High-pressure hoses have their work cut out, continually dealing with pressurized water.
High-pressure water takes its toll. Eventually, hoses will wear out and need to be replaced. We recommend replacement hoses should be able to cope with the pressure. Unlike a regular garden hose, the durable materials of a high-pressure hose won’t curl or kink.
There are 4 things to watch out for when buying a replacement hose:
Length: How many feet do you need without having to move your washer continually?
Diameter: Washer pressure hoses come in three sizes. Namely, 3/8″, 5/16″, and 1/4″.
Material: Some replacement hoses are more rigid than others. How flexible do you need the hose?
Connections: Are the connections compatible with what you have?
How much hose do you require for your property? Is it just your driveway or the entire house? Do you need to be close to a power outlet because your washer is electricity-powered? Figuring out the best length will mean you can reach everywhere you need to work. Too short, and you will be moving your washer around continually.
Quarter-inch hoses are the most common. They are typically found on consumer electrics and smaller gas-powered washers that deliver up to 3,200 psi.

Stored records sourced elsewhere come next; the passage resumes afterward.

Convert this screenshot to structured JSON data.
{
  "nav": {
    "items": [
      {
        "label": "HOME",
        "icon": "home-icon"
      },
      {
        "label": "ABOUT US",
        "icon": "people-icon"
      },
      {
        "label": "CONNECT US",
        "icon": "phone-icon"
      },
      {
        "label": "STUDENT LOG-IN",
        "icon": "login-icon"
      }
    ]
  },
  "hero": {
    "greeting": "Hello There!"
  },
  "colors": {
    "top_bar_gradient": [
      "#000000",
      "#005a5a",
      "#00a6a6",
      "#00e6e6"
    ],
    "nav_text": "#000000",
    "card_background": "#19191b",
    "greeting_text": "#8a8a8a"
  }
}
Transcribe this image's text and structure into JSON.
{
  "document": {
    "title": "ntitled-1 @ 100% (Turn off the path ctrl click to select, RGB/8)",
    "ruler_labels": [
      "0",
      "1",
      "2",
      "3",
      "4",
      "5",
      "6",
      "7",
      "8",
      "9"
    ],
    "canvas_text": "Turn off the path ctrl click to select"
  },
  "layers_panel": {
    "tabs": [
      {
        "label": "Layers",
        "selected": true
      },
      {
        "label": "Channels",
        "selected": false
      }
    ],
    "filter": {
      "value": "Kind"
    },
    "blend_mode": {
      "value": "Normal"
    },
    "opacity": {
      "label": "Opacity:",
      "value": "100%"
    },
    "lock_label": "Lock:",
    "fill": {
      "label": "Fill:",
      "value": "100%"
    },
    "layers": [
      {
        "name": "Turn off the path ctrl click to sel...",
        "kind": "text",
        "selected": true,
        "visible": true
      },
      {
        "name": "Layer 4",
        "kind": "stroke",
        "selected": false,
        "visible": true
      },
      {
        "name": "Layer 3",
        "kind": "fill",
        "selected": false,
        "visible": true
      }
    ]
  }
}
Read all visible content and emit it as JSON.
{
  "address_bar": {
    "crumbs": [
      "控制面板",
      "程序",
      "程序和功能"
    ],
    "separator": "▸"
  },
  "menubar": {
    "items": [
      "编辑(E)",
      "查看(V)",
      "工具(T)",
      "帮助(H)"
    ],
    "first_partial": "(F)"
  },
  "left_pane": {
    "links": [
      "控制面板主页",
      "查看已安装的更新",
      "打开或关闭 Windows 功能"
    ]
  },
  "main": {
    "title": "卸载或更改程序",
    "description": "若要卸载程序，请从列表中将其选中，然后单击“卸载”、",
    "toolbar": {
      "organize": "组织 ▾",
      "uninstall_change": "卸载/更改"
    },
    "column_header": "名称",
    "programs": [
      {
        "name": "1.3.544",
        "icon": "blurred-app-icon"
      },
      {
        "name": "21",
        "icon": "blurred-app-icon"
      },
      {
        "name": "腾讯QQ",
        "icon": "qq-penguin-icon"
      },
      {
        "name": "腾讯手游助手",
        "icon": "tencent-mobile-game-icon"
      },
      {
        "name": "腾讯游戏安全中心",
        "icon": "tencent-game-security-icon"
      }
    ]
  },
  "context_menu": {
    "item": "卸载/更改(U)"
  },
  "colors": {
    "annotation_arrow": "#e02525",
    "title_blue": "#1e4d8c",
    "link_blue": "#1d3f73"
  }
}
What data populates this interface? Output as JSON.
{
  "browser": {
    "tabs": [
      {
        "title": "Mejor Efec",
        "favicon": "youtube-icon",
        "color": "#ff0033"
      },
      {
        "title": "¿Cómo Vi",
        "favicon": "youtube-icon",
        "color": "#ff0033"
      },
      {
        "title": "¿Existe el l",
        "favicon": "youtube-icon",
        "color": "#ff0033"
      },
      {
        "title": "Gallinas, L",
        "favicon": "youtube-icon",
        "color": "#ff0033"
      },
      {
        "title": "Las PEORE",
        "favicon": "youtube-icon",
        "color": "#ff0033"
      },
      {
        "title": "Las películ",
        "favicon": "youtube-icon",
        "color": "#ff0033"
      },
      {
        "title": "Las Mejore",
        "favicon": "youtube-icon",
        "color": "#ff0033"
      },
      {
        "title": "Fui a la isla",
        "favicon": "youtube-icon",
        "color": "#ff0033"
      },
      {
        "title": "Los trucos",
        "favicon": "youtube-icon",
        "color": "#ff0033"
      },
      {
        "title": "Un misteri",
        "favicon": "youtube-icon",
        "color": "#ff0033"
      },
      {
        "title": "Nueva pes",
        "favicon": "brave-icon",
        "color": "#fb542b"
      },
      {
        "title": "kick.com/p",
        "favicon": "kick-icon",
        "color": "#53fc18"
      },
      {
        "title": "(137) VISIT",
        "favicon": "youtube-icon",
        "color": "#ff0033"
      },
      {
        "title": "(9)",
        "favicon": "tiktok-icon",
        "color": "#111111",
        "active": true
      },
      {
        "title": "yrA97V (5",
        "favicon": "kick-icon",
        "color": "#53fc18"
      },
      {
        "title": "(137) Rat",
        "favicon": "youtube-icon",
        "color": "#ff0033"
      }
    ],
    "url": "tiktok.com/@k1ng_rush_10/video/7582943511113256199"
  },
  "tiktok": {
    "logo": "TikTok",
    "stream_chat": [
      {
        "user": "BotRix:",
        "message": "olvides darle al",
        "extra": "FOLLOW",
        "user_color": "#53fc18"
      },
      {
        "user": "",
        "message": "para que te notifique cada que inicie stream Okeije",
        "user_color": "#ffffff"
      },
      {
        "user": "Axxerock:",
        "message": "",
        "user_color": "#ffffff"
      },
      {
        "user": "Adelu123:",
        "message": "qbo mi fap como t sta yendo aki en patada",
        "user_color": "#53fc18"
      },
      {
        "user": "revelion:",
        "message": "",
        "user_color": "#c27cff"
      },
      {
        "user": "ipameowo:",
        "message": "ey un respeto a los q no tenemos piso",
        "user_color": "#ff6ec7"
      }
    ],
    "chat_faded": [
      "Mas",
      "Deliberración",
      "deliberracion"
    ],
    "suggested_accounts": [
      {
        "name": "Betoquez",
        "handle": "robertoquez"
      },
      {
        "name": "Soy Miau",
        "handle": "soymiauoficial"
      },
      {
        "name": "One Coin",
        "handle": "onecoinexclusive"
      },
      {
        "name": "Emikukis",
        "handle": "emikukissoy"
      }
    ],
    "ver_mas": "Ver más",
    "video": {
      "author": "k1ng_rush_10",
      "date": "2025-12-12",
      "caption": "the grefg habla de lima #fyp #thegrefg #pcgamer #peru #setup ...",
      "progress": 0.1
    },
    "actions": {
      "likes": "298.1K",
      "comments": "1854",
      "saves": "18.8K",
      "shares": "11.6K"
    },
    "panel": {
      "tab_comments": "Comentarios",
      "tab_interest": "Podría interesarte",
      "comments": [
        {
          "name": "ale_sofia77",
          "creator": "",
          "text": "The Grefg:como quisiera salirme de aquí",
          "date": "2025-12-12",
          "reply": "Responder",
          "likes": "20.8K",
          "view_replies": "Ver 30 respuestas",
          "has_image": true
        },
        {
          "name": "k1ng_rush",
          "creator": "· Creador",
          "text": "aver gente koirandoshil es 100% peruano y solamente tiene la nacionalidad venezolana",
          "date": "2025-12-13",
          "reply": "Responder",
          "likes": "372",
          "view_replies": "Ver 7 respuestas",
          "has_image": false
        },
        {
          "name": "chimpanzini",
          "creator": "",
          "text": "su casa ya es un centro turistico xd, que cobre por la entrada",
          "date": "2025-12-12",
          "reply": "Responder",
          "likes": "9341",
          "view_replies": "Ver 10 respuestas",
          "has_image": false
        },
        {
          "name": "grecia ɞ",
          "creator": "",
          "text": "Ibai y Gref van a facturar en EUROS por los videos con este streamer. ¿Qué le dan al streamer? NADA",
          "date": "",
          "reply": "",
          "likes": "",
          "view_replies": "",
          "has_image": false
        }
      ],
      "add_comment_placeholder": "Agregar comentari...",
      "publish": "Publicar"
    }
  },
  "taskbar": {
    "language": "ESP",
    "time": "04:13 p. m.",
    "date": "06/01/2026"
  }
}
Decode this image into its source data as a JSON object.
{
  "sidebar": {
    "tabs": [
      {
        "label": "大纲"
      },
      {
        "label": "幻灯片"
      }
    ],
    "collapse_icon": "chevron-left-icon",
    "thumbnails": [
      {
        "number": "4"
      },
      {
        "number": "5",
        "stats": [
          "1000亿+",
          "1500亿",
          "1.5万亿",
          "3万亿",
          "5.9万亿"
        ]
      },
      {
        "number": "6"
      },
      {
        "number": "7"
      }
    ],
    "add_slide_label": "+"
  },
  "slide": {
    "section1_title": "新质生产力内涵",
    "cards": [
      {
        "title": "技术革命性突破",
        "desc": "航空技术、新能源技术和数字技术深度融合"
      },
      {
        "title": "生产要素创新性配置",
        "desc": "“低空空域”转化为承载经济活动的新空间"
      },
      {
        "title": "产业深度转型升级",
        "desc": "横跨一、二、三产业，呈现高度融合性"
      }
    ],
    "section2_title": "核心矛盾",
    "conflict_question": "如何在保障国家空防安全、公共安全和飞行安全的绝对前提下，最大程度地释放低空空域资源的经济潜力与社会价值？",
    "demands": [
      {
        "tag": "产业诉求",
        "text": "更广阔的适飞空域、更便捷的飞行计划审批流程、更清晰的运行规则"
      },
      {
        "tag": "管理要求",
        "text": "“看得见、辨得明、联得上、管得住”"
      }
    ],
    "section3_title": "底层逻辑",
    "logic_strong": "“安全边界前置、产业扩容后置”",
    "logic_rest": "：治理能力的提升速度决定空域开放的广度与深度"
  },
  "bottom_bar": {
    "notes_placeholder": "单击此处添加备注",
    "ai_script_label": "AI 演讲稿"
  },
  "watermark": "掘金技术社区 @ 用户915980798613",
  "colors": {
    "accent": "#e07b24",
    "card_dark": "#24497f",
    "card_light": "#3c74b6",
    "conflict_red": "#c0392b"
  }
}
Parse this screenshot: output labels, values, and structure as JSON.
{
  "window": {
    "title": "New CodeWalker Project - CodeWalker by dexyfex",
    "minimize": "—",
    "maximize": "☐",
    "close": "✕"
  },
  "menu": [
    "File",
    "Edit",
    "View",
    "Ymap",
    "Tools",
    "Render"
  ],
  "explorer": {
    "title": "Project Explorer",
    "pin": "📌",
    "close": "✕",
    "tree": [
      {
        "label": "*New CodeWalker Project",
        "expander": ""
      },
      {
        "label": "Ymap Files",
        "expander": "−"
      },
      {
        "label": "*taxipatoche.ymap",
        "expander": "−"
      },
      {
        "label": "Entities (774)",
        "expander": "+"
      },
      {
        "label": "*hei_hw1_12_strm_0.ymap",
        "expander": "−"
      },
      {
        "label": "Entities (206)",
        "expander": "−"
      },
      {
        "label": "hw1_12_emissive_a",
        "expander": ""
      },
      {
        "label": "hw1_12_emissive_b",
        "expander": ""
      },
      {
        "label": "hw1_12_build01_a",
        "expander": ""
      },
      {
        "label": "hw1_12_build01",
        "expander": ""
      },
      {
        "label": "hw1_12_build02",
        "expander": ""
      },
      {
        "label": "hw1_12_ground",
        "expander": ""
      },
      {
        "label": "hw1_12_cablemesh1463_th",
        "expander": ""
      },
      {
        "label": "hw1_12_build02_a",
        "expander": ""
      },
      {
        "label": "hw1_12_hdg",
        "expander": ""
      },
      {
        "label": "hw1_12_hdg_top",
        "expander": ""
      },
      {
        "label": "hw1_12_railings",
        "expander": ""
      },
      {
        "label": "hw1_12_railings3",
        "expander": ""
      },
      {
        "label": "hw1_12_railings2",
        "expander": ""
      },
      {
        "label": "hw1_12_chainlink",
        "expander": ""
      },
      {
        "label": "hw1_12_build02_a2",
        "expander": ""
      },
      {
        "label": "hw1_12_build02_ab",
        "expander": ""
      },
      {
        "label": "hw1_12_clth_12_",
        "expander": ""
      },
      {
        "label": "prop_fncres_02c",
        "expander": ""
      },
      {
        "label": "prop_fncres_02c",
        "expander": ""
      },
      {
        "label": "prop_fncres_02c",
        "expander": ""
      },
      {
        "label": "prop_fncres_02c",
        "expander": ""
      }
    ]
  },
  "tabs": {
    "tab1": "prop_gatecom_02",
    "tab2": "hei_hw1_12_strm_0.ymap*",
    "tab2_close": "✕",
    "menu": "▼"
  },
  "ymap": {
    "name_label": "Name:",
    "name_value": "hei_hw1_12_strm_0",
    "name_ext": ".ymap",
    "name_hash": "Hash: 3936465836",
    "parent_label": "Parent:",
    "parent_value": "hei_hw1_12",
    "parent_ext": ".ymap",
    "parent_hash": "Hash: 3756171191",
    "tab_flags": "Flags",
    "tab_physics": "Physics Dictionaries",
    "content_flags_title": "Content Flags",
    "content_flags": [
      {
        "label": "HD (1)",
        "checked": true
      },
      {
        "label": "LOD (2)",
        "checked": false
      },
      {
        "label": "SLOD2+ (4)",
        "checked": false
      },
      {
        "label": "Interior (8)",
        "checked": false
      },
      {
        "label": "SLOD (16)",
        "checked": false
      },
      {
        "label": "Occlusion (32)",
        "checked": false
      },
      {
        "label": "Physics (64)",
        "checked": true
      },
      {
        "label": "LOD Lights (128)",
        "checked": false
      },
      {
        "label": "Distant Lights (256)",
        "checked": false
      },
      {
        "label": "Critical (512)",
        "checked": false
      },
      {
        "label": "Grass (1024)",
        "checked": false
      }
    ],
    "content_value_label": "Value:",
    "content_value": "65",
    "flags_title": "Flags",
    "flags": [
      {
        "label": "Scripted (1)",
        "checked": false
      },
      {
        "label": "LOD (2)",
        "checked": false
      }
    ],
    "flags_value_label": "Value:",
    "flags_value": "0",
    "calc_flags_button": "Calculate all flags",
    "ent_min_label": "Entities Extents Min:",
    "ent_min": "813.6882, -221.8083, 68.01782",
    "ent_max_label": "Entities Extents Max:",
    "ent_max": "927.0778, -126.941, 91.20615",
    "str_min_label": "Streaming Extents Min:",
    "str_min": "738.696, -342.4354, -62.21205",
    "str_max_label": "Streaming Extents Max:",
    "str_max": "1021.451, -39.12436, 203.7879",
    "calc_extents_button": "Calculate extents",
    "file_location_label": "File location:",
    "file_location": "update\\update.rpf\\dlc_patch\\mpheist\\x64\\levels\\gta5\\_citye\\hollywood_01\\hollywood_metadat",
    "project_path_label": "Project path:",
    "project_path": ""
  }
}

The least usual are the medium-sized 5/16”. These hoses are usually fitted to a high-end consumer gas pressure washer to handle the pressure of 2,700 to 3,600 psi.
The broadest gauge, 3/8”, is designed for professional models and some ‘prosumer’ gas pressure units. These hoses can handle water pressure of up to 10,000 psi. They are also noticeably thicker to cope with the higher volume of water that is getting pumped.
Usually, high-pressure hoses are constructed using three kinds of material; PVC, rubber, and polyurethane. The type of hose material you opt for will determine its durability and how much hose flexibility you get. Your choice will also mean whether the hose leaves marks on your deck and driveway or not.
The most common hoses are made of PVC plastic. They are reasonably rigid and good enough for the job, but not very flexible. If you are fed up wrestling with your hose, maybe consider trading up to a polyurethane or rubber hose.
Rubber hoses, by contrast, are heavier but more flexible than regular plastic hoses. They are less prone to kinking or curling. The downside is that rubber hoses can leave black marks as they slide across a surface.
Meanwhile, polyurethane hoses are relative newcomers to the market. They comprise a steel-braided hose in a clear, flexible outer casing. These hoses are popular with contractors as they are flexible and don’t leave marks behind.
There are two connections on every hose—one with the pump and the other to the spray gun. The hose to pump connection can be two ways, either by twisting or snapping them together.
There are more connection options for the hose and gun; male and female M22, male and female QC plugs, and a 3/8 inch female NPT.
Take a close at your gun’s inlet. Most are male threaded connections that stick out. Others are either female or have quick-connect plugs.
If your spray gun is male and threaded, you only need to buy a replacement hose with two M22 female connectors. One end connects to the pump; the other gets screwed in at the gun end.
For spray guns with a quick-connect male plug, purchase a pro-grade with a 3/8 inch female connection.
Replacement not repairs
High-pressure washer hoses are designed to withstand powerful pressures for a long time. If your hose has sprung a leak, it needs to be replaced, do not try to repair it. It may be appealing to repair it yourself to save cash. But no amount of duct tape or sealant will be enough to match your hose’s factory integrity. It’s far less hassle to head to the store for a replacement hose.